[App and web page records]
◇ ◇ ◇ ◇

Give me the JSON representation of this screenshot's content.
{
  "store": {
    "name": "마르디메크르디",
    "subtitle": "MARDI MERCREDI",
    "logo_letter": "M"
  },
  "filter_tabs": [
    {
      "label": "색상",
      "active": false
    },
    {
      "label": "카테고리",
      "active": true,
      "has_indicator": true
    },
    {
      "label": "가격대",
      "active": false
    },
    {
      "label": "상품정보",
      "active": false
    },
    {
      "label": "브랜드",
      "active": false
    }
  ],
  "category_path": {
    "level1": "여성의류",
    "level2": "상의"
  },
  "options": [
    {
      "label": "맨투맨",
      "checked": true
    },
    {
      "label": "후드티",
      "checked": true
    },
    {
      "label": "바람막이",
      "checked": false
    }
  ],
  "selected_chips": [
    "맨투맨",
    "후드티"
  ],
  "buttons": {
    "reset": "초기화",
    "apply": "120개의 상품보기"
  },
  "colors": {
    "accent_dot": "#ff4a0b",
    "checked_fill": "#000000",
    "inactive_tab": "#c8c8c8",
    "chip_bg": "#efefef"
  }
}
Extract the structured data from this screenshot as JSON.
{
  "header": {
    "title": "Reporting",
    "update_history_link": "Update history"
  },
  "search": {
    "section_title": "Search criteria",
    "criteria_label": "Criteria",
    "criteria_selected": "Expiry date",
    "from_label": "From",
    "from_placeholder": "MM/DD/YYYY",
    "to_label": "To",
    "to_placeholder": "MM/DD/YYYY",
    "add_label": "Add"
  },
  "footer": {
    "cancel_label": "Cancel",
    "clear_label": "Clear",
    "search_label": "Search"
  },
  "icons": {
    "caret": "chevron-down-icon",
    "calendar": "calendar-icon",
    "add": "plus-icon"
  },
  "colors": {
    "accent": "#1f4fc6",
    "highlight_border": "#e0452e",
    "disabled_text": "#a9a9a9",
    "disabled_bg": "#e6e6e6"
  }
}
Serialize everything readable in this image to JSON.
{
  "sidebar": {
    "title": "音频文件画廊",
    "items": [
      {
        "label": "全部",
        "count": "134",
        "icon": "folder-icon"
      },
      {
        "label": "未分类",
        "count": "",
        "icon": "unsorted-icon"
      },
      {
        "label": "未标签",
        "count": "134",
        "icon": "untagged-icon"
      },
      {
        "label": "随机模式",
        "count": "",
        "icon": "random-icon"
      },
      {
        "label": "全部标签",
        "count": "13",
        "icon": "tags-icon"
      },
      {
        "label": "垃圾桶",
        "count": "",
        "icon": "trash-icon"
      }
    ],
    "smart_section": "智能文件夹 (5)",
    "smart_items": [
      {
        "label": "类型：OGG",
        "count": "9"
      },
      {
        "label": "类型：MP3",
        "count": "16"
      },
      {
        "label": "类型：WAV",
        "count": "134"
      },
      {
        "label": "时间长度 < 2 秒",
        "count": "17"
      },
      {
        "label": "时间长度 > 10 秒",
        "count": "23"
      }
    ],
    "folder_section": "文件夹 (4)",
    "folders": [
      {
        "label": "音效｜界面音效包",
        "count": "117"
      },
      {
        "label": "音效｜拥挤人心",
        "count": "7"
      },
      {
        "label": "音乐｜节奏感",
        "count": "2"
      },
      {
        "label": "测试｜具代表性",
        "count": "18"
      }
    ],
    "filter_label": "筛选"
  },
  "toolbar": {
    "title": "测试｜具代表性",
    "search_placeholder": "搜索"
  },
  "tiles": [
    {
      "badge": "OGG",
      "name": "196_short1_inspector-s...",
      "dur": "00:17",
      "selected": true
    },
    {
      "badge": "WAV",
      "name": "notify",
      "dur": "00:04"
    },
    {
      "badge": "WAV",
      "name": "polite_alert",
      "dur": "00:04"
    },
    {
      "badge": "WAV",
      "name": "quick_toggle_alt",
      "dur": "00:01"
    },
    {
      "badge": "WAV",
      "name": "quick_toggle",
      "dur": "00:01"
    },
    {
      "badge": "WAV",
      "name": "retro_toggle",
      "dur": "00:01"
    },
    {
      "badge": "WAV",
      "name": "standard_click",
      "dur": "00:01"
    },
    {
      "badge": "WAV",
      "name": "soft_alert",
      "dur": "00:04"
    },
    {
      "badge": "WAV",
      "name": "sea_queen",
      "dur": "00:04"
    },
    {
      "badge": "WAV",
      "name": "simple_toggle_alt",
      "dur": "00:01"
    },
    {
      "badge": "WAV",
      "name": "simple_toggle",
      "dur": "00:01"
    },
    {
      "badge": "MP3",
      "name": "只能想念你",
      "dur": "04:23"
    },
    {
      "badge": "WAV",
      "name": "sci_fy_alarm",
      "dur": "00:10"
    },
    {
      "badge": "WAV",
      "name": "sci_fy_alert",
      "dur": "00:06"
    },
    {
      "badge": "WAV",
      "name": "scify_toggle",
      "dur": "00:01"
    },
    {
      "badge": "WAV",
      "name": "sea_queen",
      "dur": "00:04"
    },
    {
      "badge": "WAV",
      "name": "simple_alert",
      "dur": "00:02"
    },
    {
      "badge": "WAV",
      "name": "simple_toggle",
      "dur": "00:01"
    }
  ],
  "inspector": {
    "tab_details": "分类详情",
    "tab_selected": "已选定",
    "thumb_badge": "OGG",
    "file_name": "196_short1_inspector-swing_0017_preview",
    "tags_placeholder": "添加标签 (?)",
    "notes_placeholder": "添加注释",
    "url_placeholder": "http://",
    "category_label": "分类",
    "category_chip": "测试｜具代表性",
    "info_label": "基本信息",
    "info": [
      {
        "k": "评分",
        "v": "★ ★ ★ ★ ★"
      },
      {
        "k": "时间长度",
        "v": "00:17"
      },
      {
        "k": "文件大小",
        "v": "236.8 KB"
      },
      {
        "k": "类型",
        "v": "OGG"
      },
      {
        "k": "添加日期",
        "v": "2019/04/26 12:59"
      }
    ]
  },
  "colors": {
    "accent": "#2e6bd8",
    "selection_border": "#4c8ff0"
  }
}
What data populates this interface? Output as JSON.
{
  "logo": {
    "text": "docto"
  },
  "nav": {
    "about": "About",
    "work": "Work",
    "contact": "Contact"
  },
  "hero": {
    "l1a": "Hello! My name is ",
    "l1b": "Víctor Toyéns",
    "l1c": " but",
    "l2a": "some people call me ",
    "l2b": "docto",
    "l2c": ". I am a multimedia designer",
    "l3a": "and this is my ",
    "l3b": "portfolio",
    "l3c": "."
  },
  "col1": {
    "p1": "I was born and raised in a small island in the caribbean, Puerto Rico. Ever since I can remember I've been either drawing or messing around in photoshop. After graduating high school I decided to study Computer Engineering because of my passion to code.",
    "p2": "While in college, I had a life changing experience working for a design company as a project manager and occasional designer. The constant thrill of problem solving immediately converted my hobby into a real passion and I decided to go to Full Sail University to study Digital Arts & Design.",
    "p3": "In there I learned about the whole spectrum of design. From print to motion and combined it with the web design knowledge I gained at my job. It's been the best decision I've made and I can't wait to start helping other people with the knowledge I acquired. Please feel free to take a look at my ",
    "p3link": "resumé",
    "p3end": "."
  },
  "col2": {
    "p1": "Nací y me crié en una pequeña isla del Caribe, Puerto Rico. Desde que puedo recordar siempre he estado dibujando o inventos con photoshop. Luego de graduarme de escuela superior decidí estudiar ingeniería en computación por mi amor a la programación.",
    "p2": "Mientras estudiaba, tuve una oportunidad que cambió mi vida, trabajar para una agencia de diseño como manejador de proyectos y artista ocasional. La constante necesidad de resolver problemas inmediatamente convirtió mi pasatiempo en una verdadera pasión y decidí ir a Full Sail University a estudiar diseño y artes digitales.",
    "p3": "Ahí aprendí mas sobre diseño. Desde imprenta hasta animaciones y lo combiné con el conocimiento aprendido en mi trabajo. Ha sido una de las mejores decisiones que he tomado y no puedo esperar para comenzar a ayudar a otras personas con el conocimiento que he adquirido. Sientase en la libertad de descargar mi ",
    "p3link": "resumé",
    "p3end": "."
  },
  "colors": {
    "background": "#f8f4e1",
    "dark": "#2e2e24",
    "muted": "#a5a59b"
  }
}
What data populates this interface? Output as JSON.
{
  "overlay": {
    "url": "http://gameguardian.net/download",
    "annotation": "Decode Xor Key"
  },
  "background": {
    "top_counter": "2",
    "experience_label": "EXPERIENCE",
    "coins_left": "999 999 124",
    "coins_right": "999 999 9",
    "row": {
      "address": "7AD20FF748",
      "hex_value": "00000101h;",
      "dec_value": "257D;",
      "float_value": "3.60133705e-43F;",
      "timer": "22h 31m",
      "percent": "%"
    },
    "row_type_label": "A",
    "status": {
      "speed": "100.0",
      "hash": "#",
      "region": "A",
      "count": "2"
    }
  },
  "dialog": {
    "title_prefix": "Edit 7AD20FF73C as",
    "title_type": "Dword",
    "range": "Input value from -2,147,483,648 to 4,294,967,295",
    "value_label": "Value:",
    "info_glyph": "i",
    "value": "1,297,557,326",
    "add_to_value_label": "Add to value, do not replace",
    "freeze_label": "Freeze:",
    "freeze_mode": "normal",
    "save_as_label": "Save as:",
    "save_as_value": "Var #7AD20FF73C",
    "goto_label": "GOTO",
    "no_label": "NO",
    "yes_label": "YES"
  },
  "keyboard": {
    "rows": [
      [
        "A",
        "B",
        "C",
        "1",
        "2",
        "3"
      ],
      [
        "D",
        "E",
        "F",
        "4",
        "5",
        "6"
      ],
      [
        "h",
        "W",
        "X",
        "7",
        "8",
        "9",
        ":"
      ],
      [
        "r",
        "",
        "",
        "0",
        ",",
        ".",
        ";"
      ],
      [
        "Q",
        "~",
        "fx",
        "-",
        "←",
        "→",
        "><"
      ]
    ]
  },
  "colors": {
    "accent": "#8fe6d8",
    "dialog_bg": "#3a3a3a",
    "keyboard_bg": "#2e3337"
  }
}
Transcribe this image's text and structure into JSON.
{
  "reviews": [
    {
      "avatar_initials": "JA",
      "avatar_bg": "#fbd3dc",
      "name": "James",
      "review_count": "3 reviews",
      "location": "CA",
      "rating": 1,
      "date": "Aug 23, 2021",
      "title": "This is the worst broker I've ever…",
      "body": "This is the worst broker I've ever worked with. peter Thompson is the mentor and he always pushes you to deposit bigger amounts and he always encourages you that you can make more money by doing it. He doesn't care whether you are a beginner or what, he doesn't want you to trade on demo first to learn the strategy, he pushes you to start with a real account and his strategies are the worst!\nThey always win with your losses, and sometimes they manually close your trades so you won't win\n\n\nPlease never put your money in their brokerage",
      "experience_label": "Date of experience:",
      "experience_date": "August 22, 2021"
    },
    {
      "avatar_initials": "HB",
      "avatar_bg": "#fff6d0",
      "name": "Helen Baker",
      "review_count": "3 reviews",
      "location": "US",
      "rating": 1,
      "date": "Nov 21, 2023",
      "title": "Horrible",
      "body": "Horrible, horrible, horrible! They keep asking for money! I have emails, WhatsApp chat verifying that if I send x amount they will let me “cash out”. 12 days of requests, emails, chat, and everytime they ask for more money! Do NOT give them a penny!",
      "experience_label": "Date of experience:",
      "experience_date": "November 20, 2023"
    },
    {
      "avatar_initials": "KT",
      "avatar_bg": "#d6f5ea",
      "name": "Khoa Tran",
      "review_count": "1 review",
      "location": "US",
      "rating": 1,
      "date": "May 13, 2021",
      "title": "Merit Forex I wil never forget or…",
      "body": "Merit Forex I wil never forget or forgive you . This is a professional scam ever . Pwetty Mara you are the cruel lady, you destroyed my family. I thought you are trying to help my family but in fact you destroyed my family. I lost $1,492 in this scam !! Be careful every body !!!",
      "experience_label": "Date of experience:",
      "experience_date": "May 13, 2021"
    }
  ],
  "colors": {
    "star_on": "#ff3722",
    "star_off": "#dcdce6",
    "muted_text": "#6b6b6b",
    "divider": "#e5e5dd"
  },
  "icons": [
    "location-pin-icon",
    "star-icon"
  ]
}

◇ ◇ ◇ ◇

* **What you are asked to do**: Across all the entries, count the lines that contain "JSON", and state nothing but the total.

* **Exercise result**: 6